Q: We tend to think today of media impact on politics as flowing mainly from polarized social media and partisan broadcast outlets. You have focused on what was considered entertainment media. Why is that distinction important?
I think it’s important because it speaks to the potential unintended consequences of media. With social media or slanted news, it’s often the case that people are selecting into certain media precisely because it validates their preferences or beliefs. That’s not to say those forms of media have no effect on their behavior—there’s increasingly evidence that it does—but there’s a deliberateness there on the part of the viewer that is different with a movie like The Birth of a Nation.
By today’s standards the movie is just over-the-top with racial stereotypes and animus, but it’s important to note that that wasn’t the case back then. A lot of people—the vast majority I would venture—didn’t go to see The Birth of a Nation because they hated Black people or because they wanted to see the latest racist propaganda. They went because it was this huge spectacle with big action scenes and an epic plot—the same reasons we go to see movies today.
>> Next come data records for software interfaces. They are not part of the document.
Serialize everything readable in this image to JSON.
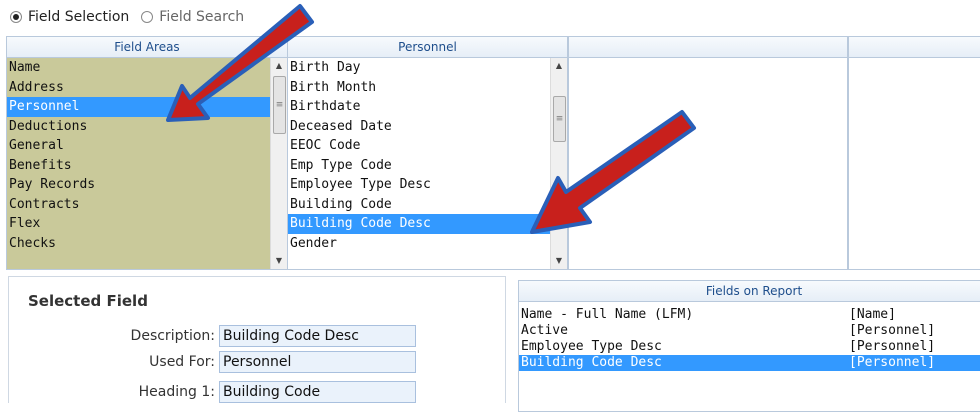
{
  "mode": {
    "option1": "Field Selection",
    "option2": "Field Search",
    "selected": "option1"
  },
  "field_areas": {
    "header": "Field Areas",
    "items": [
      "Name",
      "Address",
      "Personnel",
      "Deductions",
      "General",
      "Benefits",
      "Pay Records",
      "Contracts",
      "Flex",
      "Checks"
    ],
    "selected_index": 2
  },
  "personnel": {
    "header": "Personnel",
    "items": [
      "Birth Day",
      "Birth Month",
      "Birthdate",
      "Deceased Date",
      "EEOC Code",
      "Emp Type Code",
      "Employee Type Desc",
      "Building Code",
      "Building Code Desc",
      "Gender"
    ],
    "selected_index": 8
  },
  "selected_field": {
    "title": "Selected Field",
    "description_label": "Description:",
    "description_value": "Building Code Desc",
    "used_for_label": "Used For:",
    "used_for_value": "Personnel",
    "heading1_label": "Heading 1:",
    "heading1_value": "Building Code"
  },
  "fields_on_report": {
    "header": "Fields on Report",
    "rows": [
      {
        "name": "Name - Full Name (LFM)",
        "area": "[Name]"
      },
      {
        "name": "Active",
        "area": "[Personnel]"
      },
      {
        "name": "Employee Type Desc",
        "area": "[Personnel]"
      },
      {
        "name": "Building Code Desc",
        "area": "[Personnel]"
      }
    ],
    "selected_index": 3
  },
  "colors": {
    "selection": "#3399ff",
    "field_areas_bg": "#c9c99a",
    "header_text": "#1e4e8c",
    "arrow_fill": "#c8201c",
    "arrow_outline": "#2a5fb8"
  }
}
And in that light, it’s important to consider the possibility that we’re internalizing all sorts of subtle messages from popular entertainment today, and that a hundred years from now, we’ll look back and realize all the ways that’s affected society and culture. Alan Moore, the creator of the graphic novel Watchmen, at one point said something to the effect of how The Birth of a Nation was the origin point for all our superhero movies today—that these movies essentially are extensions of our collective fascination with white men in capes “saving” the world. And I think that’s something we should interrogate–the idea that these seemingly harmless stories can have serious, if unintended, consequences.
Q: Do you see a continuum from The Birth of a Nation through to the racial and political extremism we are seeing today?
You always want to be careful about extrapolating too much, especially given the changes in media technology and the racial and cultural landscape over the past century. But I certainly think there are some similarities. One thing we saw with Trump and the U.S. Capitol riot is the idea that media can serve as this common reference and coordination point to bring together extremists. It can also normalize and elevate fringe (or even defunct, in the case of the KKK) organizations that then go on to persist and grow over time. I don’t know that most of us would have known about Proud Boys or QAnon if it weren’t for Trump. However, those organizations probably aren’t just going to go away now that he is no longer in office or on Twitter. If anything, it seems like the opposite may happen. And so again, I think one of the important takeaways from The Birth of the Nation is the realization that the Klan didn’t exist when the film was released. A hundred years later, they’re probably the most well-known embodiment of white supremacist ideology in America.
Original movie poster for 'The Birth of a Nation' showing in Seattle. Library of Congress
A reproduction of the advertisement which appeared daily in the El Paso Herald during the week prior to the movie's run at the Texas Grand Theater in 1916. Courtesy of Wikimedia.
The marquee of the Republic Movie Theatre featuring the movie, The Birth of a Nation. Flushing, New York. Photo by Library of Congress/Corbis/VCG